### Data for review
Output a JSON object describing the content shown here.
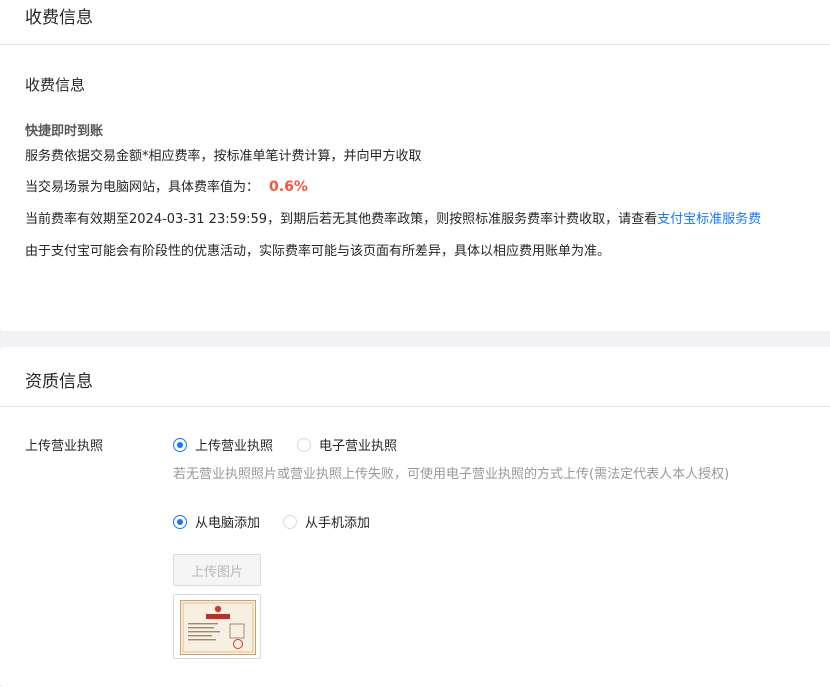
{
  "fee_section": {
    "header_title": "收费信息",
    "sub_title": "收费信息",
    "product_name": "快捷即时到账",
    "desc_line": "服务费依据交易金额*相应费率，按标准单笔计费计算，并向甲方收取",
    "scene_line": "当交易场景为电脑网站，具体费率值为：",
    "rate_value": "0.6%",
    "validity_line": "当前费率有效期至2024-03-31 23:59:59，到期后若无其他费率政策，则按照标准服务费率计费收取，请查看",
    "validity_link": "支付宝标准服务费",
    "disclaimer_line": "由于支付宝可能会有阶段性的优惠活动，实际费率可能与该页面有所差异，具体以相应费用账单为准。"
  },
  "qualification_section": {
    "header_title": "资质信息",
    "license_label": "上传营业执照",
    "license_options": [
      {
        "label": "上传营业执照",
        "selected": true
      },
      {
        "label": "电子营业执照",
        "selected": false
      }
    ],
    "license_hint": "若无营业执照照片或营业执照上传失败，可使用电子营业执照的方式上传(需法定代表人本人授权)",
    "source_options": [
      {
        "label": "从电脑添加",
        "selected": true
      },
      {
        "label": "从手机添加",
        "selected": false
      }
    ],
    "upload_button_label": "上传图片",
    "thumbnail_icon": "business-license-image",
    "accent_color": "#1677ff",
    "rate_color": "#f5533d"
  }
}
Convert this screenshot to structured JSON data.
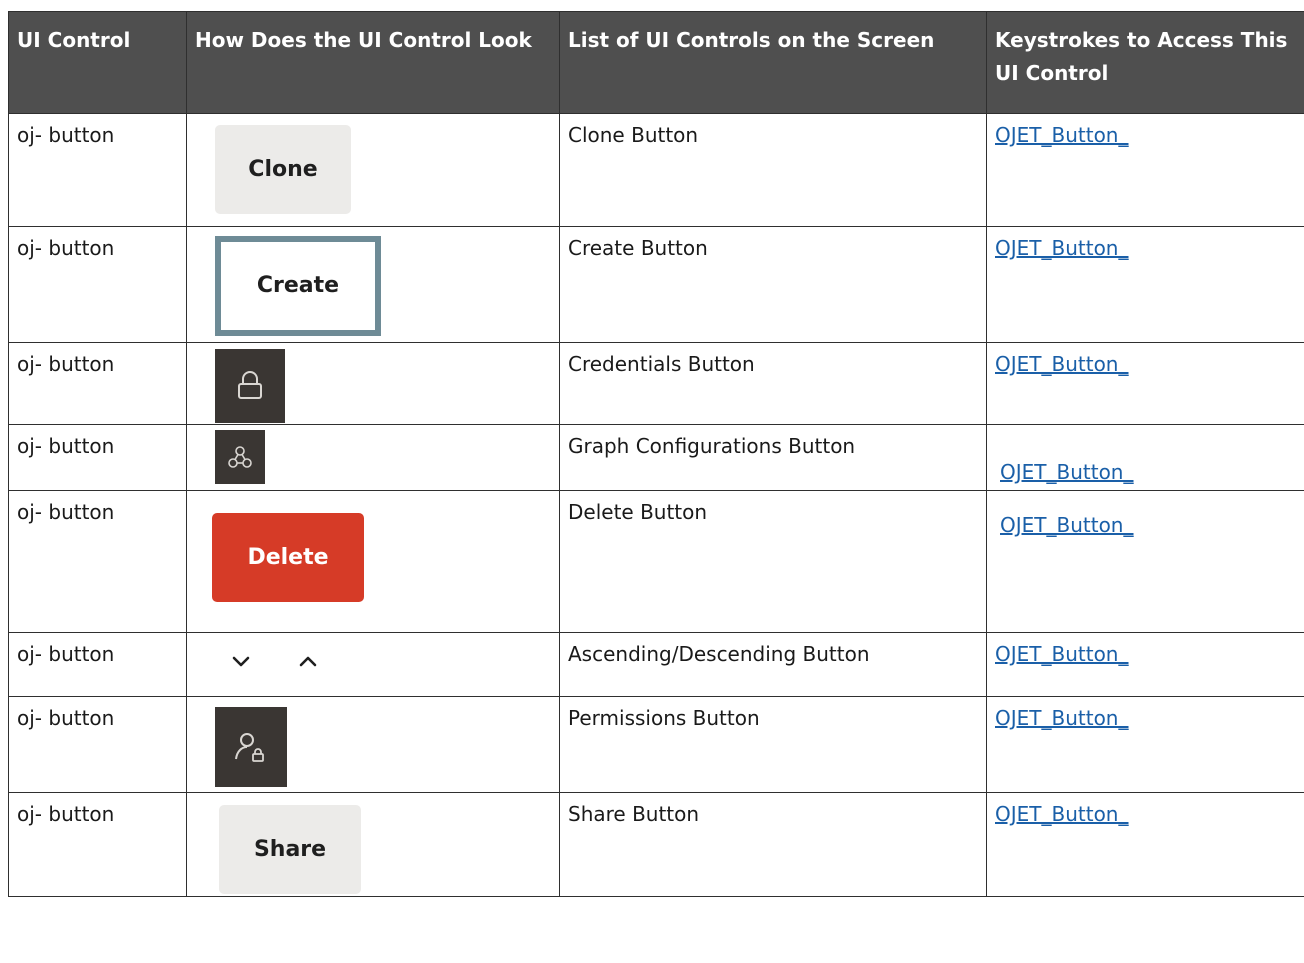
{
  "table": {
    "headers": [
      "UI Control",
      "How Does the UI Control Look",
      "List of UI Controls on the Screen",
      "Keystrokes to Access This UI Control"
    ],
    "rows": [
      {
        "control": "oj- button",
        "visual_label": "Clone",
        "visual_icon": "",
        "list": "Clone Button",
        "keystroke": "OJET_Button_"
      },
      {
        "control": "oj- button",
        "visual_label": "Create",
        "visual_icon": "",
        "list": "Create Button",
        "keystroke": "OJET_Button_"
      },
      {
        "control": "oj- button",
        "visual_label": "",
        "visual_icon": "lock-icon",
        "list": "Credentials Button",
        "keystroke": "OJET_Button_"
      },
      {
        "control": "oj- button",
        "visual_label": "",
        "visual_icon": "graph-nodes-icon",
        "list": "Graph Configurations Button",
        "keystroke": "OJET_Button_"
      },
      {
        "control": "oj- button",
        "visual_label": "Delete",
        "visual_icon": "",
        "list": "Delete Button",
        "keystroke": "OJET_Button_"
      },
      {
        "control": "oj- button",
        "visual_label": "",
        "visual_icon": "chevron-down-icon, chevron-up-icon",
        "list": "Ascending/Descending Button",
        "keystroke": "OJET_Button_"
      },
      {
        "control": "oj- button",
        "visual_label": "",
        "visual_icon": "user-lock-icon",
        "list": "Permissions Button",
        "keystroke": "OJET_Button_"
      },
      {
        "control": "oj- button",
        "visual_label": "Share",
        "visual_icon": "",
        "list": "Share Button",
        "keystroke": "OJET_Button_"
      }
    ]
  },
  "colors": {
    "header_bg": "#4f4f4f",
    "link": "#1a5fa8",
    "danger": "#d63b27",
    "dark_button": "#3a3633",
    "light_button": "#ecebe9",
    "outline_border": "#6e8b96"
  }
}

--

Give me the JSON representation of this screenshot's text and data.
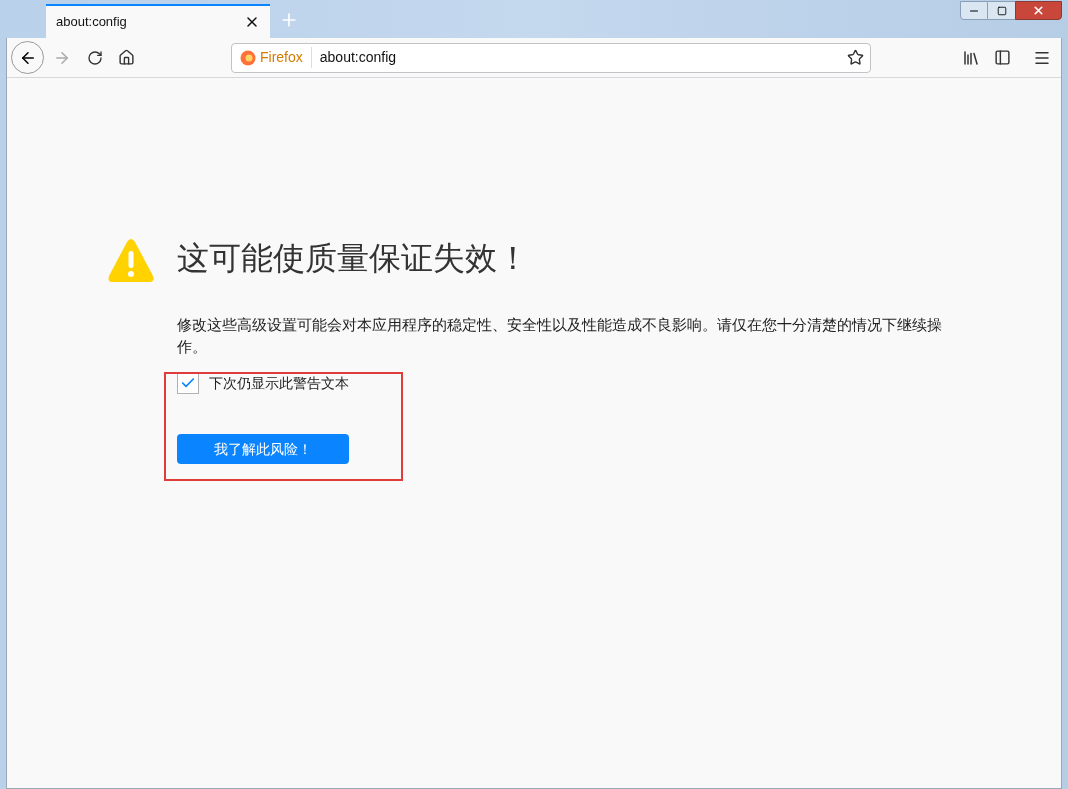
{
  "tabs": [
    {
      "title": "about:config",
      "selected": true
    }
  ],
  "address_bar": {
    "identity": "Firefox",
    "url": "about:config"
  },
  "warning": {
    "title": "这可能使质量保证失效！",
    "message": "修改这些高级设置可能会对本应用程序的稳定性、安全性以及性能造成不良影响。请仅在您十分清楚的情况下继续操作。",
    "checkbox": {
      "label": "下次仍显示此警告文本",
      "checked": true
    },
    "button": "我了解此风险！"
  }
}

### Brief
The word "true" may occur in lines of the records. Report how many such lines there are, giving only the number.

### Response to the task
4